They urge diplomatic communities and multilateral organisations to set up a lasting strategy against President John Magufuli’s dictatorial moves, in order to make sure the Tanzanian government guarantees political and civil rights under the country’s constitution.
“This should include using our voice and vote in International Financial Institutions to ensure no funding is provided that supports intolerant, unfair or inequitable public policies,” reads their letter.
Like the EU resolution, the Senators underscore Tanzania’s troubling political trajectory, which has eroded democratic progress of the last few decades, and that they would not sit idle watching these gains backsliding.
They insist: ” We stand ready to support the administration’s efforts to stem the growing tide of repression, and ensure adherence to internationally recognised civil liberties and human rights norms and standards in Tanzania.”
This flurry of strongly worded diplomatic statements from EU and US on Tanzania does not come as surprise to those who have been following a new trend in the politics of the country that used to be a shining example of peace and stability in Africa.
Moreover, they do not augur well for the parties’ diplomatic relations. So far, Tanzania has not reacted openly to these statements, but the regime is employing informal agents on social media to dispel the “western statements” by branding them as “imperialistic endeavours” unnecessarily infringing on Tanzania’s sovereignty.
Employing propaganda to distort the human rights emphasis and to mislead the public about the real issues, surrogates of the regime are attempting to single out an LGBTI issue – given cultural sensitivity and negativity attached to homosexuality in Tanzania – as the main motive behind EU and US’s hard stance on Tanzania in recent days.

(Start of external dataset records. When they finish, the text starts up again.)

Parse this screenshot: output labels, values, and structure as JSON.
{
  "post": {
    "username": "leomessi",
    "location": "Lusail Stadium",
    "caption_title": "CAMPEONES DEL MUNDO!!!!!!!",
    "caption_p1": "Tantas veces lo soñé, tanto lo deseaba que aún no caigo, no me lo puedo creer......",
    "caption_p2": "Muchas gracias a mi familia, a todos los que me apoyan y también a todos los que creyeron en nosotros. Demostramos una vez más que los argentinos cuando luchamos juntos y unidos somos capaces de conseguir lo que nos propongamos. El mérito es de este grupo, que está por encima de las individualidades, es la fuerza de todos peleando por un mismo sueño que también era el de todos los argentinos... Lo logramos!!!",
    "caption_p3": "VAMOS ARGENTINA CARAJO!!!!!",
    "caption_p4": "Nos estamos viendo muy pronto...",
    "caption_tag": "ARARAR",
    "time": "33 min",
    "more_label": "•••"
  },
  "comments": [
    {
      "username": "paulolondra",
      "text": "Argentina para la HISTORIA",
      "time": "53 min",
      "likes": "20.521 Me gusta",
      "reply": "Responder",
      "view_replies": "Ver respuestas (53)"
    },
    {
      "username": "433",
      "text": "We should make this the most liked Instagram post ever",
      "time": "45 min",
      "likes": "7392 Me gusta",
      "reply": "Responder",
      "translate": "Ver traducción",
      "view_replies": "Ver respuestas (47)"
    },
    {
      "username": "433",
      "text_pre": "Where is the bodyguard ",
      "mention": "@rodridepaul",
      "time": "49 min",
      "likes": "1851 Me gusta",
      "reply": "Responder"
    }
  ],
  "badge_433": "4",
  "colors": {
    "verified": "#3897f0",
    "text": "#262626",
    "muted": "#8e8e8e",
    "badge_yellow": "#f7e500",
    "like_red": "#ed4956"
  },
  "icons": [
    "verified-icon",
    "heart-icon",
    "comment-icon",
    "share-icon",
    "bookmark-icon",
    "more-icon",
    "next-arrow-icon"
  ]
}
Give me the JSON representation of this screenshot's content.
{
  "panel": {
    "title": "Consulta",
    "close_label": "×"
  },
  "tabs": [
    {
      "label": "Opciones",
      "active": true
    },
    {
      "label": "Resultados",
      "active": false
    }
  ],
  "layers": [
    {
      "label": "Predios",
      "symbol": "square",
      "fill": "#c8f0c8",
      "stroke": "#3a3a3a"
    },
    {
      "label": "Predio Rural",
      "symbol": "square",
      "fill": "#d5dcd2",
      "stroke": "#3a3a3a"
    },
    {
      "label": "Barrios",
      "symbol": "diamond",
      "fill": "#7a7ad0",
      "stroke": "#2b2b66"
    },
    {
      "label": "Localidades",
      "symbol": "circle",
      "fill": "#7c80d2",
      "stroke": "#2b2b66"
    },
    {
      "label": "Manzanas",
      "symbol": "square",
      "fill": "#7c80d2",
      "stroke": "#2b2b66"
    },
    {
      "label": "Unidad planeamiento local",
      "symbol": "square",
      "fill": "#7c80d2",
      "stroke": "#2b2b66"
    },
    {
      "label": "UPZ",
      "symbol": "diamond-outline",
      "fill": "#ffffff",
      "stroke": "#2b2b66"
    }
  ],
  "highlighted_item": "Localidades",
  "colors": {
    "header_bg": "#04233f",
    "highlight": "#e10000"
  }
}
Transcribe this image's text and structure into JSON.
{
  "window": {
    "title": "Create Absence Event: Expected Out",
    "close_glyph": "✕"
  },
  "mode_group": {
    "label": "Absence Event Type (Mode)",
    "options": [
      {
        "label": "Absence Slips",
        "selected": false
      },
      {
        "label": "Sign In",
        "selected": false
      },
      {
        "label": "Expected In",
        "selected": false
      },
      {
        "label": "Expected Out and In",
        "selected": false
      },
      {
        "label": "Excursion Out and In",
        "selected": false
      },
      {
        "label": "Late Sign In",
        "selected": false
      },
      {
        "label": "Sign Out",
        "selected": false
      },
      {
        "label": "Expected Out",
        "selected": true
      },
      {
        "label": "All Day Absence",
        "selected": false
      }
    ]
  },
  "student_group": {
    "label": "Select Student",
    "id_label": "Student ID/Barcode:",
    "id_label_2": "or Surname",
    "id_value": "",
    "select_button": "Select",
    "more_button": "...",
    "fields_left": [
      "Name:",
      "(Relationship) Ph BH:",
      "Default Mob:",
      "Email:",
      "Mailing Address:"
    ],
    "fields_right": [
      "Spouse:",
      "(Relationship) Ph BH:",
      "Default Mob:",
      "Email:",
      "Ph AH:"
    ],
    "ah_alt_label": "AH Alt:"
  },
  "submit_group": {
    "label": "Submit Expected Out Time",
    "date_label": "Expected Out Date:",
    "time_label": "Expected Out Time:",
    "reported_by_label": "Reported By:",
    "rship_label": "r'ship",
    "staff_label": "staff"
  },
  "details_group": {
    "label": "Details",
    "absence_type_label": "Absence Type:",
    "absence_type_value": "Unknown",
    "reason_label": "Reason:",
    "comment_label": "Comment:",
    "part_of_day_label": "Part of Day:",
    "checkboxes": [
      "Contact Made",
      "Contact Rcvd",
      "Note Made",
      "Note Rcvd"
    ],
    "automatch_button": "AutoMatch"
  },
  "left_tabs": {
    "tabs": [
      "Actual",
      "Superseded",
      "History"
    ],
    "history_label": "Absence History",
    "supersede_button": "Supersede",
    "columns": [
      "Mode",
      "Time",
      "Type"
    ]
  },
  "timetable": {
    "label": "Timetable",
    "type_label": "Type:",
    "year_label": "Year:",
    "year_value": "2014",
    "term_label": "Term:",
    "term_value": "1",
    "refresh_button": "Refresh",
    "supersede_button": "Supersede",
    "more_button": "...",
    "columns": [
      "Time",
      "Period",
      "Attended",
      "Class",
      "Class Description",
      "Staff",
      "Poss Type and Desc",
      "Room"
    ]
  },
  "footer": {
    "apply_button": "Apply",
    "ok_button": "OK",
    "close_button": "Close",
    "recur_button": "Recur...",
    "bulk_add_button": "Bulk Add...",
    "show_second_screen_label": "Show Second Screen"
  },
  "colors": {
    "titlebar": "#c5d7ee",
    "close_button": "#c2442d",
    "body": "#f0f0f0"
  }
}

Tanzania maintains a tough position against homosexuals. Cultural norms and religious beliefs leave no room for homosexuality. But even some religious leaders, who basically oppose homosexuality, tend to suggest that homosexuality is an ethical matter involving human beings who must be addressed in accordance with legitimate laws of the country.
A Pentecostal Assemblies pastor who spoke to SAUTI KUBWA on condition of anonymity, said: “Yes, we preach against homosexuality in the same way we preach against fornication, murder, theft and corruption. They are all evils. But humans committing them deserve to be treated as humans. When they break the laws, they must not be harassed. Instead, they should be treated according to the requirements of the laws. Our development partners in Europe and America are furious because of the heinous deeds and impunity that the Magufuli regime is shamelessly committing expecting no one would raise a voice. We cannot afford the nonsense of hiding all this atrocity behind homosexuality fears.”
Reacting to news on EU and US senate statements, a senior government official in Tanzania anonymously told SAUTI KUBWA: “There is more to come because we don’t seem to play our cards well.”
This is the first time in more than 50 years Tanzania is plunging herself into such a diplomatically horrible situation.
SAUTI KUBWA reproduces a full version of the senators’ letter.